Discovering and Creating Mathematics Part 2: Does investigating problems make it easier to pose interesting problems?

After my first post on discovering and creating mathematics, I decided it was about time I sat down again with a random topic to see where I could take it in 30 minutes.

I decided to try and define a triangle root and see what happens. Below are some scribbles with the direction it took me (Apologies that’s it’s messy but it’s hopefully still readable).

Picture1 Picture2Picture3Picture4 Picture5 Picture6

Picture7

I wonder if anyone else fancies exploring triangle roots in a different way and seeing what they can come up with in 30 minutes?

One of the most interesting aspects I’m finding of open investigation is that you naturally start asking more and more questions. Is it easier to pose problems in Mathematics during an investigation than if you simply try to pose a problem just by thinking about a topic?

Since being a Mathematician is so heavily dependent on asking interesting, fruitful questions to investigate, this to me is an important question. I regularly encourage students to pose mathematical questions and I’m sure I have a way to go in gaining a deeper pedagogical understanding of student problem posing in mathematics.

About these ads
This entry was posted in Uncategorized and tagged . Bookmark the permalink.

4 Responses to Discovering and Creating Mathematics Part 2: Does investigating problems make it easier to pose interesting problems?

  1. I would totally agree – I think that teaching with problems seriously engages student curiosity and often is the first impetus for *them* to pose the interesting problems. today in class we were investigating finding points on a given line that were equidistant from the coordinate axes. After we found a number of ways to do this (and realizing there was more than one point) – a student asked,”Is there always more than one?…in fact, is there always one?” I sat there and said,”what do you think?” And we left the question there in the air – many student will come tomorrow having tried to figure that out I’m sure. Nice post.

    • Hi Carmel,

      I like that you just left the question of equidistant points from the co-ordinate axes floating. Sometimes I feel like I always want to investigate student questions and get annoyed when we don’t have time but then you’re right that some will go away and try it for themselves. Thanks for the comment.

      Dan

  2. Great post – interesting idea for an investigation.

  3. Thanks Andrew. I’ve just realised that you emailed me recently and I never got the chance to look read it. I’ll skim back over the emails and hopefully I can reply with an answer that is still relevant.

Leave a Reply

Fill in your details below or click an icon to log in:

WordPress.com Logo

You are commenting using your WordPress.com account. Log Out / Change )

Twitter picture

You are commenting using your Twitter account.
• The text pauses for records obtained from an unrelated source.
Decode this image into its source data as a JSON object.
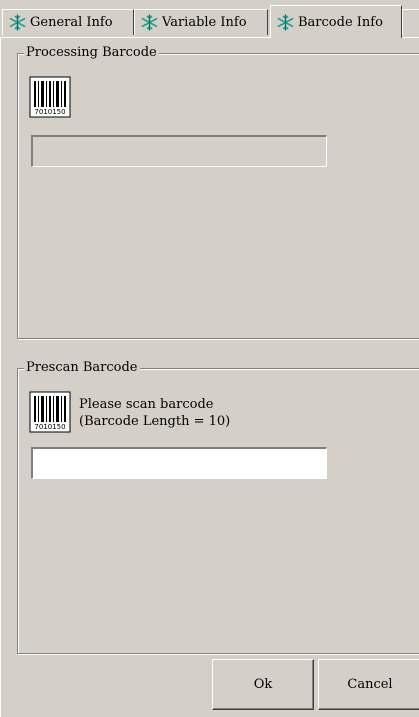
{
  "tabs": [
    {
      "label": "General Info",
      "icon": "snowflake-icon"
    },
    {
      "label": "Variable Info",
      "icon": "snowflake-icon"
    },
    {
      "label": "Barcode Info",
      "icon": "snowflake-icon",
      "selected": true
    }
  ],
  "processing": {
    "title": "Processing Barcode",
    "icon": "barcode-icon",
    "barcode_value": "7010150",
    "field_value": ""
  },
  "prescan": {
    "title": "Prescan Barcode",
    "icon": "barcode-icon",
    "barcode_value": "7010150",
    "prompt_line1": "Please scan barcode",
    "prompt_line2": "(Barcode Length = 10)",
    "field_value": ""
  },
  "buttons": {
    "ok": "Ok",
    "cancel": "Cancel"
  },
  "colors": {
    "face": "#d4d0c8",
    "shadow": "#808080",
    "highlight": "#ffffff",
    "icon_teal": "#1a9c8e"
  }
}
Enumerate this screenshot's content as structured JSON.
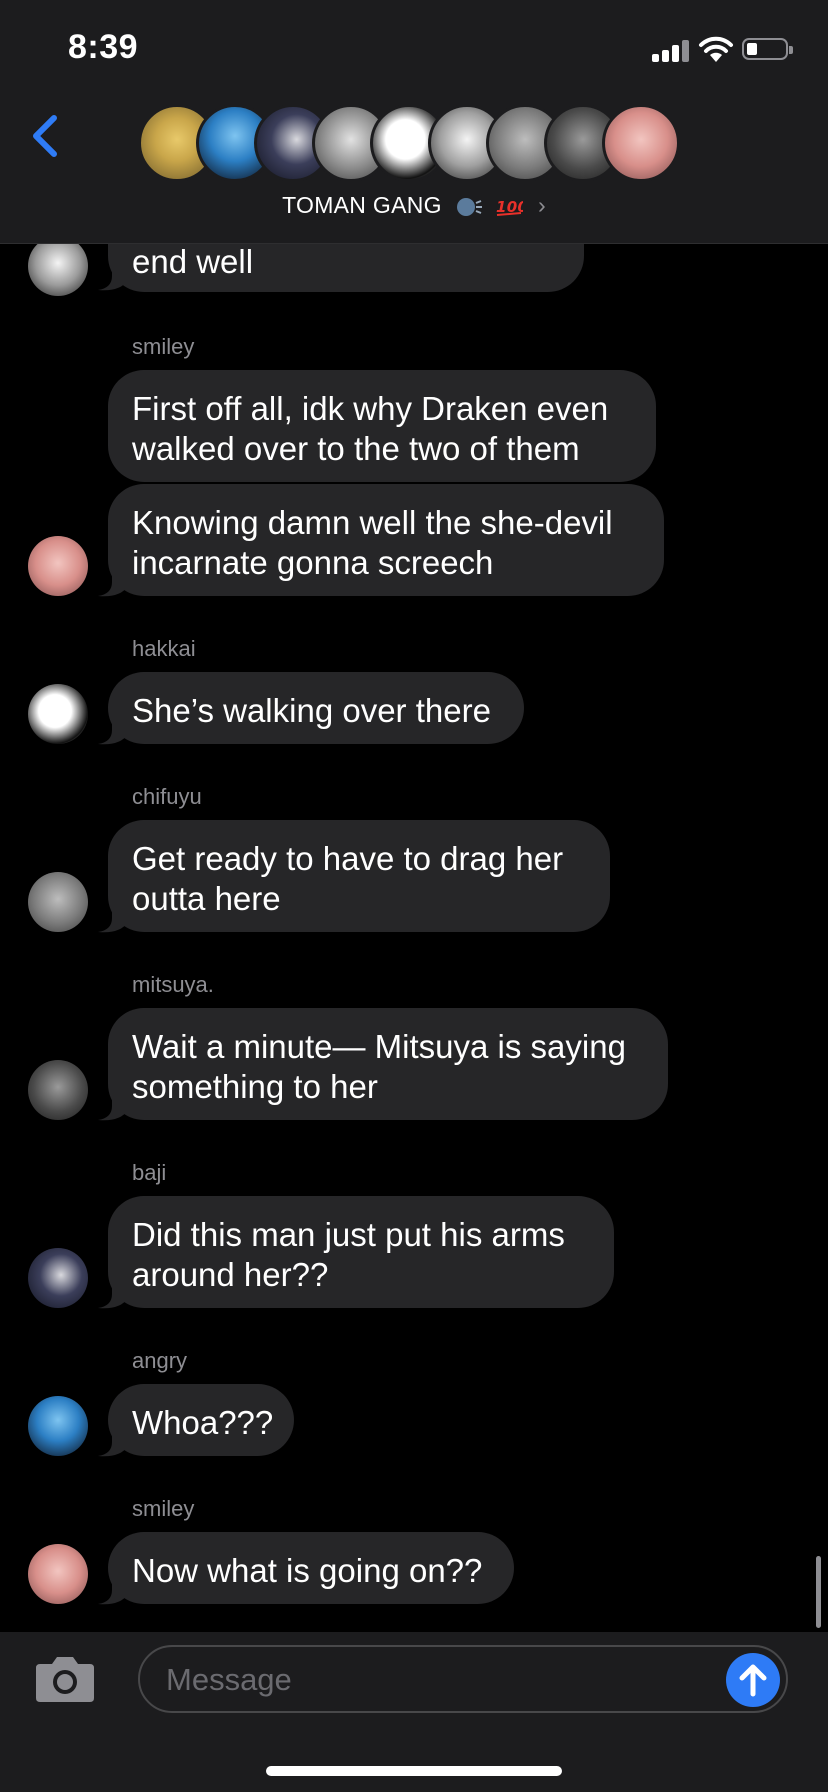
{
  "status_bar": {
    "time": "8:39"
  },
  "header": {
    "group_name": "TOMAN GANG",
    "group_emoji": [
      "speaking-head-emoji",
      "hundred-points-emoji"
    ],
    "avatar_count": 9
  },
  "messages": [
    {
      "sender": "",
      "text": "end well",
      "has_avatar": true
    },
    {
      "sender": "smiley",
      "text": "First off all, idk why Draken even walked over to the two of them",
      "has_avatar": false
    },
    {
      "sender": "",
      "text": "Knowing damn well the she-devil incarnate gonna screech",
      "has_avatar": true
    },
    {
      "sender": "hakkai",
      "text": "She’s walking over there",
      "has_avatar": true
    },
    {
      "sender": "chifuyu",
      "text": "Get ready to have to drag her outta here",
      "has_avatar": true
    },
    {
      "sender": "mitsuya.",
      "text": "Wait a minute— Mitsuya is saying something to her",
      "has_avatar": true
    },
    {
      "sender": "baji",
      "text": "Did this man just put his arms around her??",
      "has_avatar": true
    },
    {
      "sender": "angry",
      "text": "Whoa???",
      "has_avatar": true
    },
    {
      "sender": "smiley",
      "text": "Now what is going on??",
      "has_avatar": true
    }
  ],
  "composer": {
    "placeholder": "Message"
  },
  "colors": {
    "bubble": "#262628",
    "accent": "#2e7bf6",
    "secondary_text": "#8e8e93"
  }
}
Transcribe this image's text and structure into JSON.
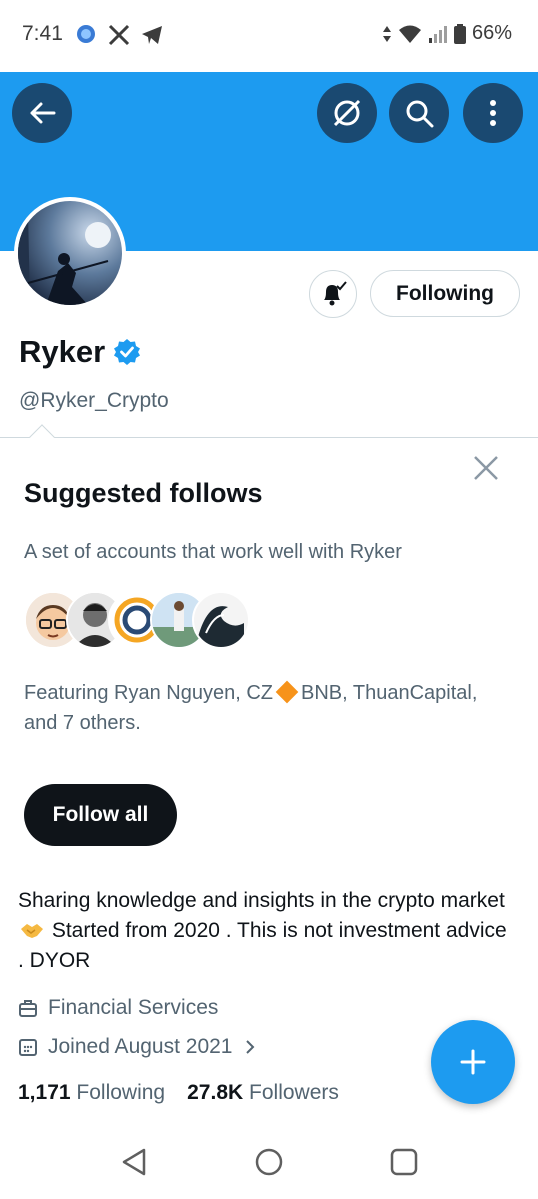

Log Out / Change )

Facebook photo

You are commenting using your Facebook account. Log Out / Change )

Google+ photo

You are commenting using your Google+ account. Log Out / Change )

Connecting to %s